Directions for this task - Set down the records that follow exactly and completely.

Page and application data records
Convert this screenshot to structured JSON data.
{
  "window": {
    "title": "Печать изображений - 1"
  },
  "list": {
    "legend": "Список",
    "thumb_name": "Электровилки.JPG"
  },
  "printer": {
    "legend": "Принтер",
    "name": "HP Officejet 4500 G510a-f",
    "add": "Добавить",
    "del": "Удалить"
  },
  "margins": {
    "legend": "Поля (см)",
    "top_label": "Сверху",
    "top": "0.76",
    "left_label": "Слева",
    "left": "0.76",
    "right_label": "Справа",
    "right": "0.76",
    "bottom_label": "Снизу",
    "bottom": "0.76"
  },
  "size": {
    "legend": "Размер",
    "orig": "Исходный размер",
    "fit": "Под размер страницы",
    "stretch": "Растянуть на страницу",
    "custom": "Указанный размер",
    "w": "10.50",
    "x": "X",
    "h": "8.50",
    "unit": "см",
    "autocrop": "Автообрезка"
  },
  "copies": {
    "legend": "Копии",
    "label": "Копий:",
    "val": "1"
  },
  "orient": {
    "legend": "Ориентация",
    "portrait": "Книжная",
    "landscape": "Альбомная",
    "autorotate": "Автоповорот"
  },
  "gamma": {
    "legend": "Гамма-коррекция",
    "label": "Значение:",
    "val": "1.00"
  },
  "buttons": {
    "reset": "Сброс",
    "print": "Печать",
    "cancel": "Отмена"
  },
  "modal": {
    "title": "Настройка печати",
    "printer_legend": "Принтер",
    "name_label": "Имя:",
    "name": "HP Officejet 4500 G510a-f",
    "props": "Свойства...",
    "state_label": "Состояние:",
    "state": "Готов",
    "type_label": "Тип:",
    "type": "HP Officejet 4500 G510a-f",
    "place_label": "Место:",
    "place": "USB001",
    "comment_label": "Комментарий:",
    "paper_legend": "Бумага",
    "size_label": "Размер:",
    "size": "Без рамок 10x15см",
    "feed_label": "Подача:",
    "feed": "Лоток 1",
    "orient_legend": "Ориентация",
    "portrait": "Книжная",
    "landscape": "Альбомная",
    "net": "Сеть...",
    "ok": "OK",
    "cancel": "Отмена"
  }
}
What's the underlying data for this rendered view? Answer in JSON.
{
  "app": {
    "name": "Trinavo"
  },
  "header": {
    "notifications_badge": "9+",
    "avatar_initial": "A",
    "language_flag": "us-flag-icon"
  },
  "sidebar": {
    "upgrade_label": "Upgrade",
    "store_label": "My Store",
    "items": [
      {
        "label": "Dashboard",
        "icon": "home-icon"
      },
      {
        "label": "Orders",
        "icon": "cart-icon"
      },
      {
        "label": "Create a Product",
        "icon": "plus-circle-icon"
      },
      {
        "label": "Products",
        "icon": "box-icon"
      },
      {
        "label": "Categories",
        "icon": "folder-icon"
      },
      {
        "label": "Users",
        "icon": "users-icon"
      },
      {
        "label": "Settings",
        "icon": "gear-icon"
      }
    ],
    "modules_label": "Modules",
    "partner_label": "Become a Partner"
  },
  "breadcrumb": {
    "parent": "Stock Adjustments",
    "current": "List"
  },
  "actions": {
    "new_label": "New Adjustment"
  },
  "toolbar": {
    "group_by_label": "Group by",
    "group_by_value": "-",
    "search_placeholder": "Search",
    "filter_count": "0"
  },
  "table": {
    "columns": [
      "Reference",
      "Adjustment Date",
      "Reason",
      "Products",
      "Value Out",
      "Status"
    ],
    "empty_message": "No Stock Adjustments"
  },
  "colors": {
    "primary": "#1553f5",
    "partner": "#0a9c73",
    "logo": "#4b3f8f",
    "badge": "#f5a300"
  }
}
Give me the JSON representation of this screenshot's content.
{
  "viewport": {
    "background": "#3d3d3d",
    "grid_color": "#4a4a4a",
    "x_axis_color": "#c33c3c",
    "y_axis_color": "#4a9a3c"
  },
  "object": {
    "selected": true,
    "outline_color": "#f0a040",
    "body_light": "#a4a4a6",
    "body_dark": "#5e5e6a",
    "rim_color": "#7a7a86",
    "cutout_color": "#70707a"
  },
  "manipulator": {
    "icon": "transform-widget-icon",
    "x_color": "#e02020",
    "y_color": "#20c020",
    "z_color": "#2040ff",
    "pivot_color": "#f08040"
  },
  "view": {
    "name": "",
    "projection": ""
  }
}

Problem solution -
Convert this screenshot to structured JSON data.
{
  "window": {
    "title": "Печать изображений - 1"
  },
  "list": {
    "legend": "Список",
    "thumb_name": "Электровилки.JPG"
  },
  "printer": {
    "legend": "Принтер",
    "name": "HP Officejet 4500 G510a-f",
    "add": "Добавить",
    "del": "Удалить"
  },
  "margins": {
    "legend": "Поля (см)",
    "top_label": "Сверху",
    "top": "0.76",
    "left_label": "Слева",
    "left": "0.76",
    "right_label": "Справа",
    "right": "0.76",
    "bottom_label": "Снизу",
    "bottom": "0.76"
  },
  "size": {
    "legend": "Размер",
    "orig": "Исходный размер",
    "fit": "Под размер страницы",
    "stretch": "Растянуть на страницу",
    "custom": "Указанный размер",
    "w": "10.50",
    "x": "X",
    "h": "8.50",
    "unit": "см",
    "autocrop": "Автообрезка"
  },
  "copies": {
    "legend": "Копии",
    "label": "Копий:",
    "val": "1"
  },
  "orient": {
    "legend": "Ориентация",
    "portrait": "Книжная",
    "landscape": "Альбомная",
    "autorotate": "Автоповорот"
  },
  "gamma": {
    "legend": "Гамма-коррекция",
    "label": "Значение:",
    "val": "1.00"
  },
  "buttons": {
    "reset": "Сброс",
    "print": "Печать",
    "cancel": "Отмена"
  },
  "modal": {
    "title": "Настройка печати",
    "printer_legend": "Принтер",
    "name_label": "Имя:",
    "name": "HP Officejet 4500 G510a-f",
    "props": "Свойства...",
    "state_label": "Состояние:",
    "state": "Готов",
    "type_label": "Тип:",
    "type": "HP Officejet 4500 G510a-f",
    "place_label": "Место:",
    "place": "USB001",
    "comment_label": "Комментарий:",
    "paper_legend": "Бумага",
    "size_label": "Размер:",
    "size": "Без рамок 10x15см",
    "feed_label": "Подача:",
    "feed": "Лоток 1",
    "orient_legend": "Ориентация",
    "portrait": "Книжная",
    "landscape": "Альбомная",
    "net": "Сеть...",
    "ok": "OK",
    "cancel": "Отмена"
  }
}
What's the underlying data for this rendered view? Answer in JSON.
{
  "app": {
    "name": "Trinavo"
  },
  "header": {
    "notifications_badge": "9+",
    "avatar_initial": "A",
    "language_flag": "us-flag-icon"
  },
  "sidebar": {
    "upgrade_label": "Upgrade",
    "store_label": "My Store",
    "items": [
      {
        "label": "Dashboard",
        "icon": "home-icon"
      },
      {
        "label": "Orders",
        "icon": "cart-icon"
      },
      {
        "label": "Create a Product",
        "icon": "plus-circle-icon"
      },
      {
        "label": "Products",
        "icon": "box-icon"
      },
      {
        "label": "Categories",
        "icon": "folder-icon"
      },
      {
        "label": "Users",
        "icon": "users-icon"
      },
      {
        "label": "Settings",
        "icon": "gear-icon"
      }
    ],
    "modules_label": "Modules",
    "partner_label": "Become a Partner"
  },
  "breadcrumb": {
    "parent": "Stock Adjustments",
    "current": "List"
  },
  "actions": {
    "new_label": "New Adjustment"
  },
  "toolbar": {
    "group_by_label": "Group by",
    "group_by_value": "-",
    "search_placeholder": "Search",
    "filter_count": "0"
  },
  "table": {
    "columns": [
      "Reference",
      "Adjustment Date",
      "Reason",
      "Products",
      "Value Out",
      "Status"
    ],
    "empty_message": "No Stock Adjustments"
  },
  "colors": {
    "primary": "#1553f5",
    "partner": "#0a9c73",
    "logo": "#4b3f8f",
    "badge": "#f5a300"
  }
}
Give me the JSON representation of this screenshot's content.
{
  "viewport": {
    "background": "#3d3d3d",
    "grid_color": "#4a4a4a",
    "x_axis_color": "#c33c3c",
    "y_axis_color": "#4a9a3c"
  },
  "object": {
    "selected": true,
    "outline_color": "#f0a040",
    "body_light": "#a4a4a6",
    "body_dark": "#5e5e6a",
    "rim_color": "#7a7a86",
    "cutout_color": "#70707a"
  },
  "manipulator": {
    "icon": "transform-widget-icon",
    "x_color": "#e02020",
    "y_color": "#20c020",
    "z_color": "#2040ff",
    "pivot_color": "#f08040"
  },
  "view": {
    "name": "",
    "projection": ""
  }
}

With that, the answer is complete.